At least one European politician will lose Boris Johnson. When asked by US broadcaster CNN about the British Prime Minister’s resignation, Ukrainian President Volodymyr Zelensky responded that Johnson was a “true friend” of his country. Under his leadership, Great Britain was on the right side – on the side of Ukraine, which was attacked by Russia. In fact, from the start, London supported Kiev with a massive armaments fleet. Zelenskyi expressed the expectation that this aspect of British foreign policy would remain unchanged.
In Brussels, on the other hand, there are hopes of a change of direction in another area. They are, of course, very modest. Because only a few believe that London will be on a softer course rather than a confrontational one in the future Brexit turmoil.
On the one hand, the social democrats and greens in the EU parliament are already happy that after Johnson’s resignation they will have a chance to repair the tense relationship between Great Britain and the EU, so that the future prime minister will learn from his mistakes. Pioneer. Michel Barnier, the EU’s former chief Brexit negotiator, issued a similar statement. He wrote via Twitter that “a new page” could be opened in the relationship, one that would be more constructive and respectful.
The fight over the Northern Ireland protocol
On the other hand, even the biggest optimists know that a complete overhaul of Brexit policy is out of the question – and for many reasons. Domestically, an EU-friendly conservative party and government leader must oppose a powerful group of Brexit fans among the Tories. Ben Wallace, considered one of the favorites to succeed Johnson, who spoke in favor of the UK staying in the EU before the Brexit vote, may not be able to overcome this opposition within the party. Although opinion polls show that leaving the EU is more wrong than right, there is no sign of a majority in favor of rejoining the union. Even the opposition Labor Party is no longer striving for this.
Additionally, China is fractured in its relationship between the island and the continent, and rapid progress in relations is not in sight. Last week, parliament in London introduced changes to the so-called Northern Ireland Protocol, prompting sharp criticism in Brussels and other EU capitals. EU Vice President Maroz Cefcovic said there was “no legal or political justification” for Britain’s actions. Ireland and Germany also see a clear violation of international agreements.
Brexit and no end
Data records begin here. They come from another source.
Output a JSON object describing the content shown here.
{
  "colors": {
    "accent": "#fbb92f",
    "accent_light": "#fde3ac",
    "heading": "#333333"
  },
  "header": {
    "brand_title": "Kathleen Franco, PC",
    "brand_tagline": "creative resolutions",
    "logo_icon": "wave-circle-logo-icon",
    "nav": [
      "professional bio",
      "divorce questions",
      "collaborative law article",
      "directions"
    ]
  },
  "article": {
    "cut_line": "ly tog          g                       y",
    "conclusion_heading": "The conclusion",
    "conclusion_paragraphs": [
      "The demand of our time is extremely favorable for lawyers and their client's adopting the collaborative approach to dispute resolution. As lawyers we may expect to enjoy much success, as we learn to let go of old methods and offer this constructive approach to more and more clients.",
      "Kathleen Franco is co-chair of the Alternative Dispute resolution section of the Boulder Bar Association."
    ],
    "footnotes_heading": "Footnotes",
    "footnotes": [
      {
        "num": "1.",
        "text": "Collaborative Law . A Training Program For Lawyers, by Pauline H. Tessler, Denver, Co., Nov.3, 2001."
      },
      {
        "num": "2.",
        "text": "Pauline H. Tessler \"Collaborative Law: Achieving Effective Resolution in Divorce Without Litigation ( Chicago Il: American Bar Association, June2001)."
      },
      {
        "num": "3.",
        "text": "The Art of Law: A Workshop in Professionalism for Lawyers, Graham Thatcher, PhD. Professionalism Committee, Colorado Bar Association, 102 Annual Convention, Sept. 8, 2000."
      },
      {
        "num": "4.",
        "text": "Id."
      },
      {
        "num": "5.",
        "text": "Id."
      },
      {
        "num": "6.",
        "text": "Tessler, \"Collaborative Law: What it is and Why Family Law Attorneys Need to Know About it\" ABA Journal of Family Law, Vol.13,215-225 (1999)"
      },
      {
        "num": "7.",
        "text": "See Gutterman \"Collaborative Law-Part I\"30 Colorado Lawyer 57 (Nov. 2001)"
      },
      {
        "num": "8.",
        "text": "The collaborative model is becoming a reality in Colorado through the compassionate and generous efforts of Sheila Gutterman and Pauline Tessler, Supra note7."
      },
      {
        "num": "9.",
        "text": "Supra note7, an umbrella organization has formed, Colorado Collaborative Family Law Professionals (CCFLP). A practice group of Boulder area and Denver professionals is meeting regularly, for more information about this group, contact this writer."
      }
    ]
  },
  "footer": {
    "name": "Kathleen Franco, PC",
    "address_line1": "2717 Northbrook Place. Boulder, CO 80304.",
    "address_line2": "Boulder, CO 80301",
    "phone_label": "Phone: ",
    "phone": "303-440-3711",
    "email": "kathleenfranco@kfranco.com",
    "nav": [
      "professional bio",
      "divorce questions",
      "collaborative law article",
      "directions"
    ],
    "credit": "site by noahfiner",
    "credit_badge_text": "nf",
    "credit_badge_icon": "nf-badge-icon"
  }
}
The British government negotiated the Northern Ireland Protocol as part of its exit from the European Union, but later declared the deal unenforceable. The deal offers special customs rules for Northern Ireland to keep the border between the historically sensitive British province and the EU state of Ireland open – not least to prevent a re-ignition of the Northern Ireland conflict. However, the treaty created a customs border in the Irish Sea, separating Northern Ireland from the rest of the Kingdom. This caused delivery problems and great dissatisfaction in Great Britain.
Prime Minister Johnson is strongly motivated by his claim to prove that he is going through with Brexit against all odds. The next prime minister will not have that much pressure as he will have other challenges. These include the deteriorating economic situation in the kingdom, crumbling unity, social discontent and political strife. It remains to be seen how much energy the future British head of government will invest in easing his country’s relationship with the EU. (jar)